- [PROBLEM REQUIREMENTS]:
Repeat the full listing exactly.
-- -- --
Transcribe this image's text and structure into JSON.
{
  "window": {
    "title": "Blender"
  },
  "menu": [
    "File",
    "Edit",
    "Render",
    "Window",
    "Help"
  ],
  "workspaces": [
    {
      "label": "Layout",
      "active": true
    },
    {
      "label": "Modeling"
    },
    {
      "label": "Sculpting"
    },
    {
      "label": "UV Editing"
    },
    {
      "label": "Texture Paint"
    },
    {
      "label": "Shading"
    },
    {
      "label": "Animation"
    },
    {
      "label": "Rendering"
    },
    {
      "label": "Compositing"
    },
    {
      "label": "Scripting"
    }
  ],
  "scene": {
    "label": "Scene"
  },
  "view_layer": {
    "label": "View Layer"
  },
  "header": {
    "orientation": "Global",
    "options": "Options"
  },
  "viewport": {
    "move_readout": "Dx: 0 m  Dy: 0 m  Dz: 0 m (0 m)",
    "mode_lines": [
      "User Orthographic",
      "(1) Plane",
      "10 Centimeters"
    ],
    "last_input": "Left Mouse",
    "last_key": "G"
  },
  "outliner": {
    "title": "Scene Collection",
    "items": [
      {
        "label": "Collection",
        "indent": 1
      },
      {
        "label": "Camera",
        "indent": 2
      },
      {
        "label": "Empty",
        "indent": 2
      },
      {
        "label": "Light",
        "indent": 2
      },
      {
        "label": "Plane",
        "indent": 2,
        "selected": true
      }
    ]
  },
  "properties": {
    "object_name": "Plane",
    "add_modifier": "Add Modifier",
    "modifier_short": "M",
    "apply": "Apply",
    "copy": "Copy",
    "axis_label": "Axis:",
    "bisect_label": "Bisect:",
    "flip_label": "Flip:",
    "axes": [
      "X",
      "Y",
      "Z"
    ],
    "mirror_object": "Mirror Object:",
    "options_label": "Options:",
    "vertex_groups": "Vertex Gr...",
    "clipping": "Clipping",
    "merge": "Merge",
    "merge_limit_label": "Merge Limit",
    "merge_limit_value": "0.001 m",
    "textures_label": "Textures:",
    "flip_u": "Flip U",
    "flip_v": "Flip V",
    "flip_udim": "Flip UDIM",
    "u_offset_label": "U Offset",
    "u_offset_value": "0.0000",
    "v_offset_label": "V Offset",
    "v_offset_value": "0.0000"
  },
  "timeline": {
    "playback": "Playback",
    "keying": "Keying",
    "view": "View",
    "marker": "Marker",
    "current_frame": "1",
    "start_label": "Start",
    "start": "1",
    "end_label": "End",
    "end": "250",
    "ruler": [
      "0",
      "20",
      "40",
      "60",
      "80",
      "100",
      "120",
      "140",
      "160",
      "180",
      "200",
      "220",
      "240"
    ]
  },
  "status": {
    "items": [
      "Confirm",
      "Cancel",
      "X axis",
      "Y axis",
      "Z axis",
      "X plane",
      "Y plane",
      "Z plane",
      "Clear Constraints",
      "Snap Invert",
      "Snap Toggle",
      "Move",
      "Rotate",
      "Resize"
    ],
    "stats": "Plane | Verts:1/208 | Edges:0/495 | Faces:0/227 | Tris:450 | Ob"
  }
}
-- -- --
- [SOLUTION]:
Transcribe this image's text and structure into JSON.
{
  "window": {
    "title": "Blender"
  },
  "menu": [
    "File",
    "Edit",
    "Render",
    "Window",
    "Help"
  ],
  "workspaces": [
    {
      "label": "Layout",
      "active": true
    },
    {
      "label": "Modeling"
    },
    {
      "label": "Sculpting"
    },
    {
      "label": "UV Editing"
    },
    {
      "label": "Texture Paint"
    },
    {
      "label": "Shading"
    },
    {
      "label": "Animation"
    },
    {
      "label": "Rendering"
    },
    {
      "label": "Compositing"
    },
    {
      "label": "Scripting"
    }
  ],
  "scene": {
    "label": "Scene"
  },
  "view_layer": {
    "label": "View Layer"
  },
  "header": {
    "orientation": "Global",
    "options": "Options"
  },
  "viewport": {
    "move_readout": "Dx: 0 m  Dy: 0 m  Dz: 0 m (0 m)",
    "mode_lines": [
      "User Orthographic",
      "(1) Plane",
      "10 Centimeters"
    ],
    "last_input": "Left Mouse",
    "last_key": "G"
  },
  "outliner": {
    "title": "Scene Collection",
    "items": [
      {
        "label": "Collection",
        "indent": 1
      },
      {
        "label": "Camera",
        "indent": 2
      },
      {
        "label": "Empty",
        "indent": 2
      },
      {
        "label": "Light",
        "indent": 2
      },
      {
        "label": "Plane",
        "indent": 2,
        "selected": true
      }
    ]
  },
  "properties": {
    "object_name": "Plane",
    "add_modifier": "Add Modifier",
    "modifier_short": "M",
    "apply": "Apply",
    "copy": "Copy",
    "axis_label": "Axis:",
    "bisect_label": "Bisect:",
    "flip_label": "Flip:",
    "axes": [
      "X",
      "Y",
      "Z"
    ],
    "mirror_object": "Mirror Object:",
    "options_label": "Options:",
    "vertex_groups": "Vertex Gr...",
    "clipping": "Clipping",
    "merge": "Merge",
    "merge_limit_label": "Merge Limit",
    "merge_limit_value": "0.001 m",
    "textures_label": "Textures:",
    "flip_u": "Flip U",
    "flip_v": "Flip V",
    "flip_udim": "Flip UDIM",
    "u_offset_label": "U Offset",
    "u_offset_value": "0.0000",
    "v_offset_label": "V Offset",
    "v_offset_value": "0.0000"
  },
  "timeline": {
    "playback": "Playback",
    "keying": "Keying",
    "view": "View",
    "marker": "Marker",
    "current_frame": "1",
    "start_label": "Start",
    "start": "1",
    "end_label": "End",
    "end": "250",
    "ruler": [
      "0",
      "20",
      "40",
      "60",
      "80",
      "100",
      "120",
      "140",
      "160",
      "180",
      "200",
      "220",
      "240"
    ]
  },
  "status": {
    "items": [
      "Confirm",
      "Cancel",
      "X axis",
      "Y axis",
      "Z axis",
      "X plane",
      "Y plane",
      "Z plane",
      "Clear Constraints",
      "Snap Invert",
      "Snap Toggle",
      "Move",
      "Rotate",
      "Resize"
    ],
    "stats": "Plane | Verts:1/208 | Edges:0/495 | Faces:0/227 | Tris:450 | Ob"
  }
}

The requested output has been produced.